Hailey Heider Mrs.Kelly Period 6 11/17/16
Marie Curie By Hailey Heider Marie Sktodowska Curie, born as Maria Salomea Sktodowska, was a Polish naturalized-French chemist and physicist who was a pioneer in the research of radioactivity. Marie Curie made history in 1903 when she became the first woman to ever receive a Nobel Prize in physics, for her work in radioactivity. In 1911, Marie received a great honor when winning her second Nobel Prize, this time in chemistry. Marie contributed to the first world war with portable x-ray units. She and her husband, Pierre, were recognized for discovering Polonium and Radium.
Marie’s parents were both teachers, and she was also the youngest of five children, following siblings Zosia,Jozef, Bronya, and Hela. As a child Marie looked up to her father, Wladyslaw, who was a math and physics teacher. Marie had a bright and curious mind and excelled in school. Tragedy struck when she was only 10, losing her mother, Bronislawa, who died of tuberculosis.
As a top student in her secondary school, Marie could not attend the men-only University of Warsaw. She instead continued her education in Warsaw’s “Floating University”, a set of underground, informal classes, which were held in secret. Marie and her sister Bronya dreamed of earning an official degree, but lacked financial resources to pay for more schooling. Marie and Bronya worked out a deal. Marie would support Bronya while in school, and Bronya would return the favor while Marie completed her studies.

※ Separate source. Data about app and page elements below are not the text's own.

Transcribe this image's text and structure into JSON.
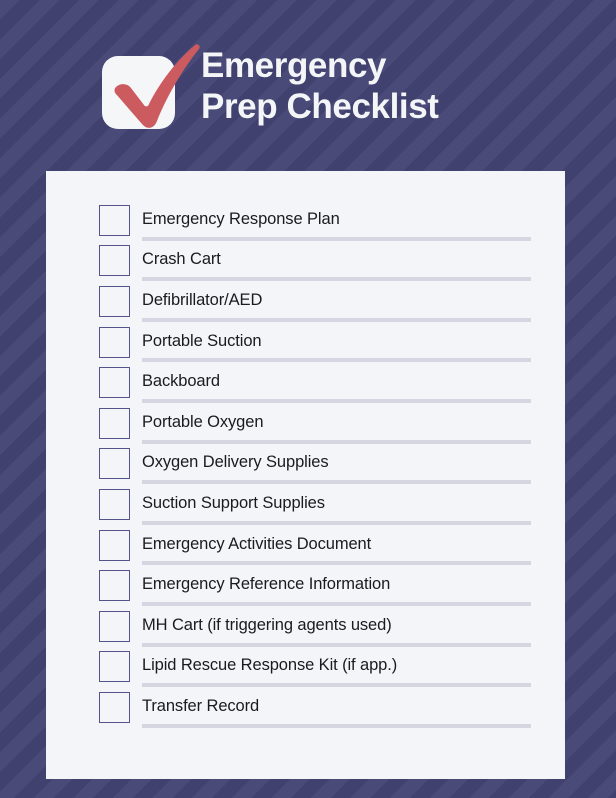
{
  "header": {
    "logo_icon": "checkmark-icon",
    "title_line_1": "Emergency",
    "title_line_2": "Prep Checklist"
  },
  "colors": {
    "background": "#434473",
    "card": "#f4f5f8",
    "accent_red": "#cc5b60",
    "checkbox_border": "#54548a",
    "rule": "#d6d6e3",
    "title_text": "#f4f5f7",
    "item_text": "#1b1b1e"
  },
  "checklist": {
    "items": [
      {
        "label": "Emergency Response Plan",
        "checked": false
      },
      {
        "label": "Crash Cart",
        "checked": false
      },
      {
        "label": "Defibrillator/AED",
        "checked": false
      },
      {
        "label": "Portable Suction",
        "checked": false
      },
      {
        "label": "Backboard",
        "checked": false
      },
      {
        "label": "Portable Oxygen",
        "checked": false
      },
      {
        "label": "Oxygen Delivery Supplies",
        "checked": false
      },
      {
        "label": "Suction Support Supplies",
        "checked": false
      },
      {
        "label": "Emergency Activities Document",
        "checked": false
      },
      {
        "label": "Emergency Reference Information",
        "checked": false
      },
      {
        "label": "MH Cart (if triggering agents used)",
        "checked": false
      },
      {
        "label": "Lipid Rescue Response Kit (if app.)",
        "checked": false
      },
      {
        "label": "Transfer Record",
        "checked": false
      }
    ]
  }
}
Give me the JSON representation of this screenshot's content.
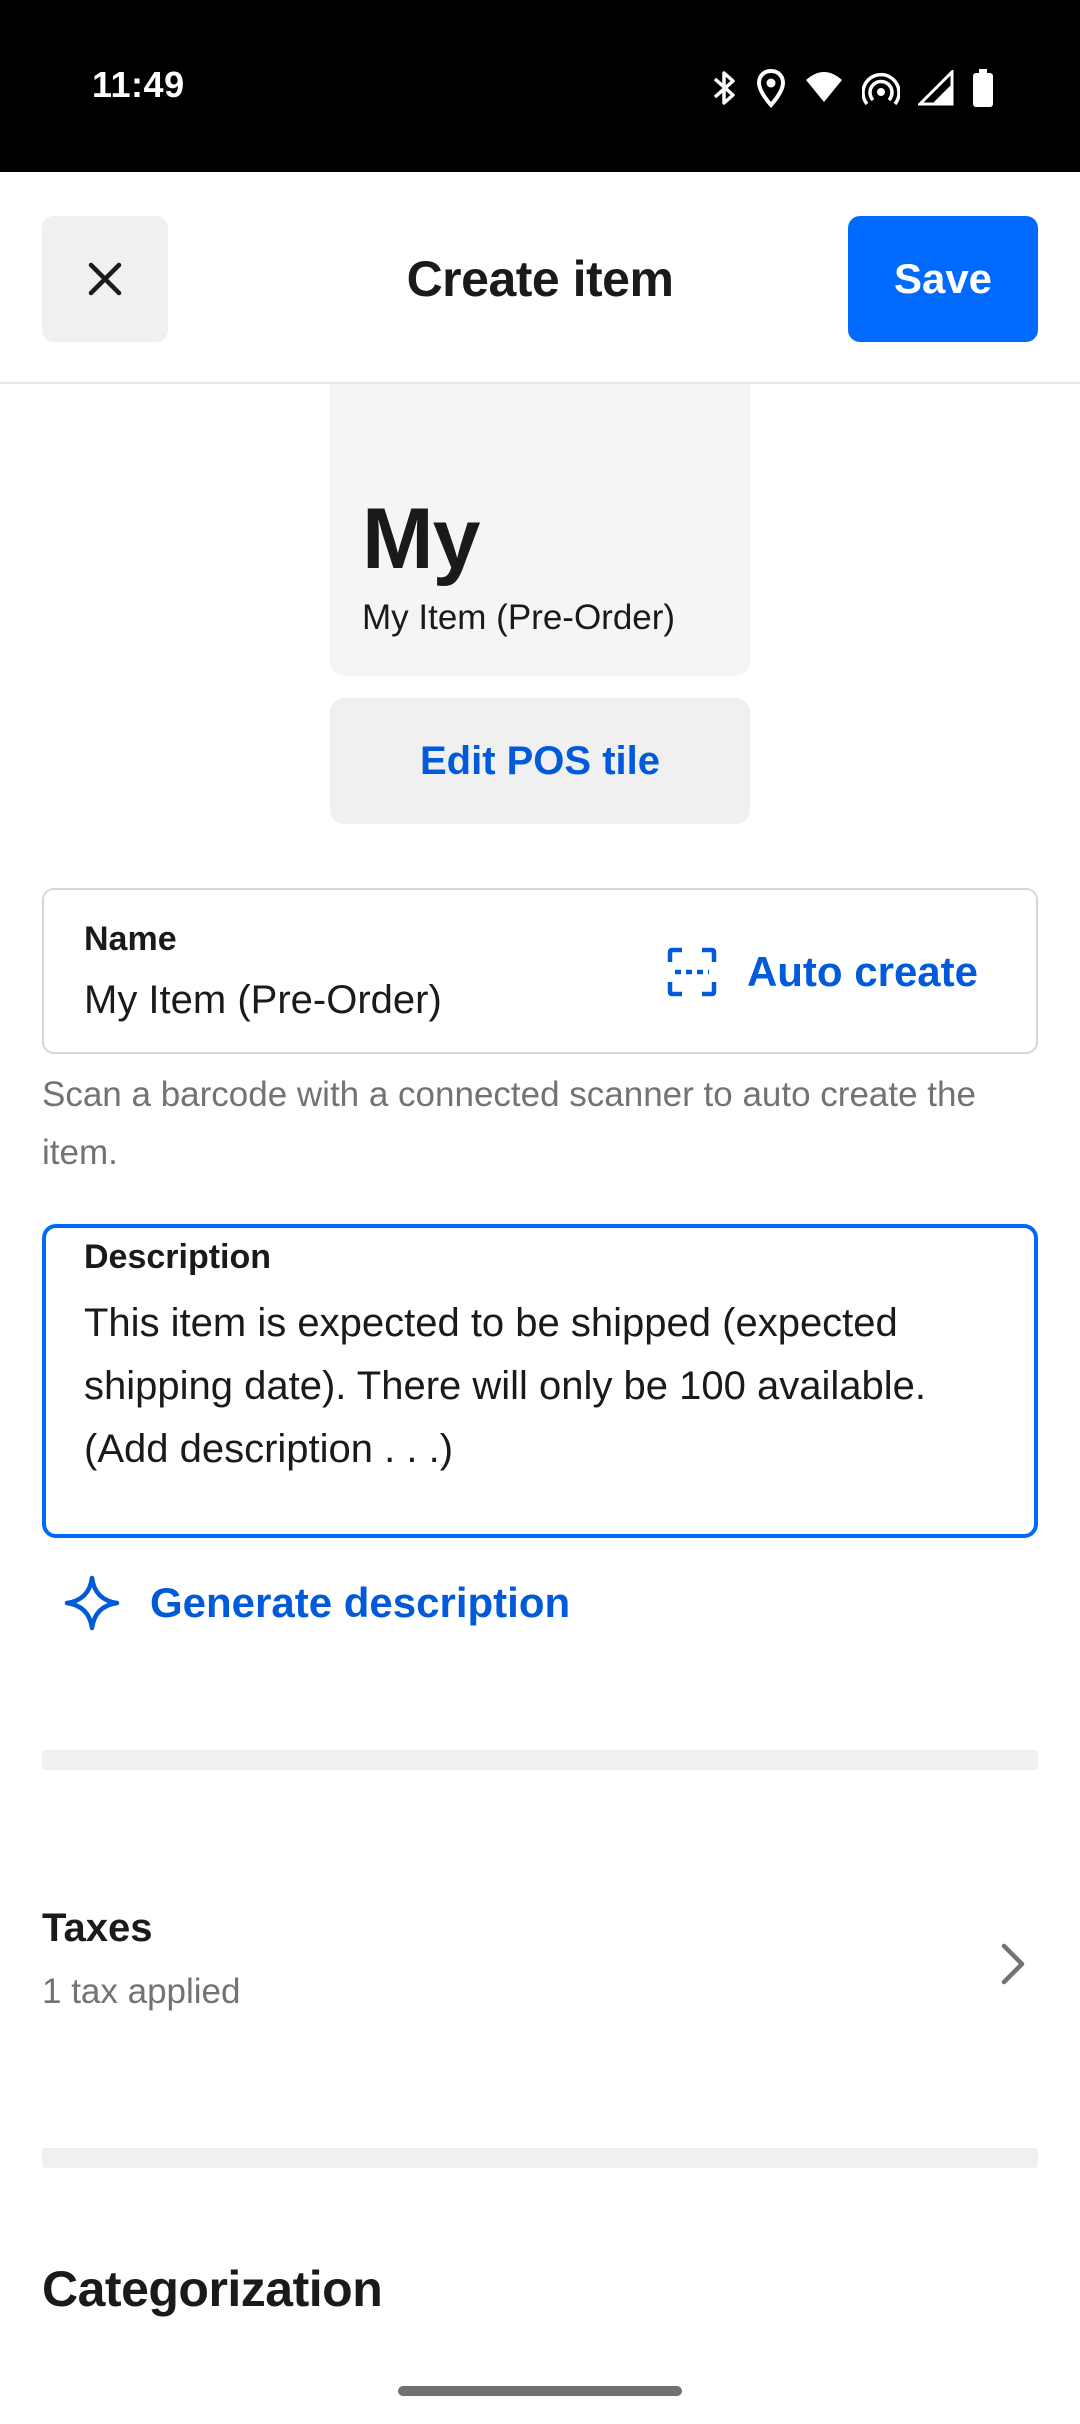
{
  "status_bar": {
    "time": "11:49",
    "icons": [
      "bluetooth-icon",
      "location-icon",
      "wifi-icon",
      "hotspot-icon",
      "cell-signal-icon",
      "battery-icon"
    ]
  },
  "header": {
    "close_icon": "close-icon",
    "title": "Create item",
    "save_label": "Save"
  },
  "pos_tile": {
    "abbreviation": "My",
    "name": "My Item (Pre-Order)",
    "edit_label": "Edit POS tile"
  },
  "name_field": {
    "label": "Name",
    "value": "My Item (Pre-Order)",
    "auto_create_label": "Auto create",
    "auto_create_icon": "barcode-scan-icon",
    "helper": "Scan a barcode with a connected scanner to auto create the item."
  },
  "description_field": {
    "label": "Description",
    "value": "This item is expected to be shipped (expected shipping date). There will only be 100 available. (Add description . . .)",
    "generate_label": "Generate description",
    "generate_icon": "sparkle-icon"
  },
  "taxes": {
    "title": "Taxes",
    "subtitle": "1 tax applied"
  },
  "categorization": {
    "title": "Categorization"
  },
  "colors": {
    "accent": "#006aff",
    "link": "#005ad9",
    "status_bar": "#000000"
  }
}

Marie worked as a tutor and governess for roughly five years. She used any spare time for her studies, reading about physics, chemistry, and mathematics. In 1891, Marie made her way to Paris where she enrolled at the Sorbonne in Paris. She put all her dedication into her studies, but all her hard work had a personal cost. With little money, she lived of bread, butter, and tea. Her health was often poor because of her lacking diet.
In 1893 she completed her masters degree in physics and the following year earned one in mathematics.She received a commision to study steel and its magnetic properties. Marie lacked a lab, so one of her colleagues introduced her to Pierre Curie, a French Physicist. Between the brilliant pair, a romance developed. “And they became a scientific dynamic duo.” The pair of scientists were married on July 26, 1895. They were both dedicated scientists and devoted to their eternal love.
Marie was fascinated by the work of a French physicist, Henri Becquerel, who discovered that uranium casts off rays. Conducting her own experiments, Marie took Becquerel’s work a couple steps farther, while working on uranium rays. She discovered, no matter the condition or form, uranium produces constant rays. She theorized, that the rays come from the elements atomic structure. The field of atomic physics was created by this revolutionary idea. Marie used the word radioactivity to describe the phenomenon.
In 1903, Marie Curie made history for being the first woman to win a Nobel Prize in physics. She won the honor along with her husband and Henri Becquerel, for their work on radioactivity. With their Nobel Prize win, the Curies developed an international reputation for their scientific efforts, and they used their prize money to continue their research.
In 1906, Marie suffered a tremendous loss. Her husband Pierre was killed in Paris after he accidentally stepped in front of a horse-drawn wagon. Despite her tremendous grief, she took over his teaching post at the Sorbonne, becoming the institute's first female professor.
Curie received another great honor in 1911, winning her second Nobel Prize, this time in chemistry. She was selected for her discovery of radium and polonium, and became the first scientist to win two Nobel Prizes. While she received the prize alone, she shared the honor jointly with her late husband in her acceptance lecture.
Around this time, Curie joined with other famous scientists, including Albert Einstein and Max Planck, to attend the first Solvay Congress in Physics. They gathered to discuss the many groundbreaking discoveries in their field. When World War I broke out in 1914, Curie devoted her time and resources to helping the cause. She championed the use of portable X-ray machines in the field, and these medical vehicles earned the nickname "Little Curies." After the war, Curie used her celebrity to advance her research. She traveled to the United States twice— in 1921 and in 1929— to raise funds to buy radium and to establish a radium research institute in Warsaw.
All of her years of working with radioactive materials took a toll on Curie's health. She was known to carry test tubes of radium around in the pocket of her lab coat. In 1934, Curie went to the Sancellemoz Sanatorium in Passy, France, to try to rest and regain her strength. She died there on July 4, 1934, of aplastic anemia, which can be caused by prolonged exposure to radiation.
Marie Curie made many breakthroughs in her lifetime. She is the most famous female scientist of all time, and has received numerous posthumous honors. In 1995, her and her husband's remains were interred in the Panthéon in Paris, the final resting place of France's greatest minds. Curie became the first and only woman to be laid to rest there.
Curie also passed down her love of science to the next generation. Her daughter Irène Joliot-Curie followed in her mother's footsteps, winning the Nobel Prize in Chemistry in 1935. Joliot-Curie shared the honor with her husband Frédéric Joliot for their work on their synthesis of new radioactive elements.